◆ What you will do: In the data below, find each line carrying the string "this" and copy it out.

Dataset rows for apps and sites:
☆ ☆ ☆ ☆

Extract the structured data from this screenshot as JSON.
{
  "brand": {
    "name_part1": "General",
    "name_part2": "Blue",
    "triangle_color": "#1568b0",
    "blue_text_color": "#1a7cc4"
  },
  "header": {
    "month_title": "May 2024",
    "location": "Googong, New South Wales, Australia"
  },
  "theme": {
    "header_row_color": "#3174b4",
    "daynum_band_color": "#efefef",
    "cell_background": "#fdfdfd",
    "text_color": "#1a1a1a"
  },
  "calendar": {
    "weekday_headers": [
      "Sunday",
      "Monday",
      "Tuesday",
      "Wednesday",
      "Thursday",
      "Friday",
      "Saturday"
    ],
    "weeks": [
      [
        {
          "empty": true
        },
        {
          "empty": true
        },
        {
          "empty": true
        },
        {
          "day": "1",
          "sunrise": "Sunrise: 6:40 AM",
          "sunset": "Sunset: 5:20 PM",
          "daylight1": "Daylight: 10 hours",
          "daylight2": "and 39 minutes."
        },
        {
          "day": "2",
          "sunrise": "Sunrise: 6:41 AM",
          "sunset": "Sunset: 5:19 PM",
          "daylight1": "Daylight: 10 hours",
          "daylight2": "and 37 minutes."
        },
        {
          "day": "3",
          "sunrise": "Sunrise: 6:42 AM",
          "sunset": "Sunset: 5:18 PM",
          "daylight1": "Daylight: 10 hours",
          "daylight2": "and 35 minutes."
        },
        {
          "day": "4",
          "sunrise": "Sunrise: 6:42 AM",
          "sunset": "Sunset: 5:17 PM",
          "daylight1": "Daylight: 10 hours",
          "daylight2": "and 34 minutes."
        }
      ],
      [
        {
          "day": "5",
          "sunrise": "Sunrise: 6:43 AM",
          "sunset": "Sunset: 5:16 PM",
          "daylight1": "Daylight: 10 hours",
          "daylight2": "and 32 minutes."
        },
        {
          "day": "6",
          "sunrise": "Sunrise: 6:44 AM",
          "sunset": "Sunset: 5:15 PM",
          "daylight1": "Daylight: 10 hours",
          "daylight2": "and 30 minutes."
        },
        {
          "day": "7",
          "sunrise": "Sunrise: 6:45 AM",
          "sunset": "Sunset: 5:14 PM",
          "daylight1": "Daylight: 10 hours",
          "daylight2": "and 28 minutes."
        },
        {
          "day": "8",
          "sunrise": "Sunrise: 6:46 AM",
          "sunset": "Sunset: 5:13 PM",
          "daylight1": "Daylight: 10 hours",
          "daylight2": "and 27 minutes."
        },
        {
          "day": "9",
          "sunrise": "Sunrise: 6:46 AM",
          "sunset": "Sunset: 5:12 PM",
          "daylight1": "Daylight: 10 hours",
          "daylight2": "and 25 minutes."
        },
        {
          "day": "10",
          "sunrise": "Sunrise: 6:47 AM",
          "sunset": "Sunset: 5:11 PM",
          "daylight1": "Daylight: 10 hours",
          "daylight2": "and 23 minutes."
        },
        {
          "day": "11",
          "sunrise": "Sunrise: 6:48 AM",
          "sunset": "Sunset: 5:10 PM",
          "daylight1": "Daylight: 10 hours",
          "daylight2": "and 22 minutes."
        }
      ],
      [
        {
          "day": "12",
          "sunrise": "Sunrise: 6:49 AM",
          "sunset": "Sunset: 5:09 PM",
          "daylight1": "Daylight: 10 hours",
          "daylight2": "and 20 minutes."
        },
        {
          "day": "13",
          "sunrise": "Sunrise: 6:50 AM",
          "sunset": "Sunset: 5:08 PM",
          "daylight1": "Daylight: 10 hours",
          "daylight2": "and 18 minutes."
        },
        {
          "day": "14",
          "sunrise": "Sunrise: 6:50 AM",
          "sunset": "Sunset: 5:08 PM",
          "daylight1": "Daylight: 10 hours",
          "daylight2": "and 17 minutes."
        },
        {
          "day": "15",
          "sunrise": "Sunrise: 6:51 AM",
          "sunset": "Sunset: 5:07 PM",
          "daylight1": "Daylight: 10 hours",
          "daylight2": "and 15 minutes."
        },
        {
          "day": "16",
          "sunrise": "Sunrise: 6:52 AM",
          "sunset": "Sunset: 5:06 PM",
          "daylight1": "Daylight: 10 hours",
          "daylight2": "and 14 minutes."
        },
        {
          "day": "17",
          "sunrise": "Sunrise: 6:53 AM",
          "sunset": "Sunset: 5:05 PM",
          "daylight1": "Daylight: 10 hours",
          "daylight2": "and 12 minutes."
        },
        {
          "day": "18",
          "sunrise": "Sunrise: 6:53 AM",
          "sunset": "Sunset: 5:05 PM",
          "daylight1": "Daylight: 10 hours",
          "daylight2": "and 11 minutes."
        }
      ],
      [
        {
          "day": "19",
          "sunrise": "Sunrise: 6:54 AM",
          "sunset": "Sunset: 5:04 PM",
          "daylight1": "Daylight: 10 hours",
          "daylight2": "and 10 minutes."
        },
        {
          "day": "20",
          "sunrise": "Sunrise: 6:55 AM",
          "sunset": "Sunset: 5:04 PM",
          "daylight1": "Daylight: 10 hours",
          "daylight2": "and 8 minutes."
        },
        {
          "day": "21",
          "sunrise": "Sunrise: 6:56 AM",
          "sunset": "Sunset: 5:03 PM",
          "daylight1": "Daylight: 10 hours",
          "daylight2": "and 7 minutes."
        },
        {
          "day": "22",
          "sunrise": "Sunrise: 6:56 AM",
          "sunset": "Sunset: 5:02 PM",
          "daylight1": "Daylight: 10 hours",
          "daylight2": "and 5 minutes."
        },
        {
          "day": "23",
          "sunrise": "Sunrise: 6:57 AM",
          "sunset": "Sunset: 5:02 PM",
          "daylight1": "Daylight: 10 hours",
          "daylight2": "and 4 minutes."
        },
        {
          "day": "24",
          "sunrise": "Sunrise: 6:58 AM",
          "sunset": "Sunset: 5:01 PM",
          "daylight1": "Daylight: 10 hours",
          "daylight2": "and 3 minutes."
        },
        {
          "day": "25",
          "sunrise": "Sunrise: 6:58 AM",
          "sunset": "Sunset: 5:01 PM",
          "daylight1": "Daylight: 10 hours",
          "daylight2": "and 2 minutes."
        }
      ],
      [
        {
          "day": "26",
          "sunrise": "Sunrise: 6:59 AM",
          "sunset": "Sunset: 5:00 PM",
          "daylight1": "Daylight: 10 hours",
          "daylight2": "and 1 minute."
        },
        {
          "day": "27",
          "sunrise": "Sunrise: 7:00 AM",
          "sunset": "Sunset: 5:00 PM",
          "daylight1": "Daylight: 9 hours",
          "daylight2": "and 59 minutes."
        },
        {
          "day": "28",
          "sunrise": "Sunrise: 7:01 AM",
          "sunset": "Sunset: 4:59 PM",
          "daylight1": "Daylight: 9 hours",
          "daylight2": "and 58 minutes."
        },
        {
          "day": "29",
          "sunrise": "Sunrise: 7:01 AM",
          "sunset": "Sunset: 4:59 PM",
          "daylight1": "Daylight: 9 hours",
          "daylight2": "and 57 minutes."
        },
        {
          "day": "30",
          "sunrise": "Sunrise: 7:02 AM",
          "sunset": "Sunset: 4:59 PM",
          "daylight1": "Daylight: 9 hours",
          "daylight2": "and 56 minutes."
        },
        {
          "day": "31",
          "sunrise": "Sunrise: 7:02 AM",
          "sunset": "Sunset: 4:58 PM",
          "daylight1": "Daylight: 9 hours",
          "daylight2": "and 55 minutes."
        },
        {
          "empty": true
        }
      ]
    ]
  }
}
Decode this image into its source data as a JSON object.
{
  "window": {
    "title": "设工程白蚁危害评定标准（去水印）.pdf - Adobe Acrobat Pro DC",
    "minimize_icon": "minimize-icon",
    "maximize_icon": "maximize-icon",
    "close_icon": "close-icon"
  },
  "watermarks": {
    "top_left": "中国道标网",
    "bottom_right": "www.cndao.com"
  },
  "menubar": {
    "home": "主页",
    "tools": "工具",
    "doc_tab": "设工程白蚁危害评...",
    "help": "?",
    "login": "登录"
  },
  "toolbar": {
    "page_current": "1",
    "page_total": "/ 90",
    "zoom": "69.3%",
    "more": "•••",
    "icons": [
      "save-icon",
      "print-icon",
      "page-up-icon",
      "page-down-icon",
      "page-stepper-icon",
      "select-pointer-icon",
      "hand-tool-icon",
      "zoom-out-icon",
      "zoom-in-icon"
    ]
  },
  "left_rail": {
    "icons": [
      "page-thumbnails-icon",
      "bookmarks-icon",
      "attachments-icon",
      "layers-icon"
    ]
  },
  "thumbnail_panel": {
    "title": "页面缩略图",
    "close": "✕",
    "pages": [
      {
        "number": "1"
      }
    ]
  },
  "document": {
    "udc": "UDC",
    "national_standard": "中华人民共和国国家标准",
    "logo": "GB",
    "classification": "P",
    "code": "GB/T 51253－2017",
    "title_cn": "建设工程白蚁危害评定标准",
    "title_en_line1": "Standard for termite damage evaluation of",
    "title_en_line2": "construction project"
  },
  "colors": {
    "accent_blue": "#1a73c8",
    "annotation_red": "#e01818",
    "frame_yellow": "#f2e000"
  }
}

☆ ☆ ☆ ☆

◆ Problem solution:
Extract the structured data from this screenshot as JSON.
Decode this image into its source data as a JSON object.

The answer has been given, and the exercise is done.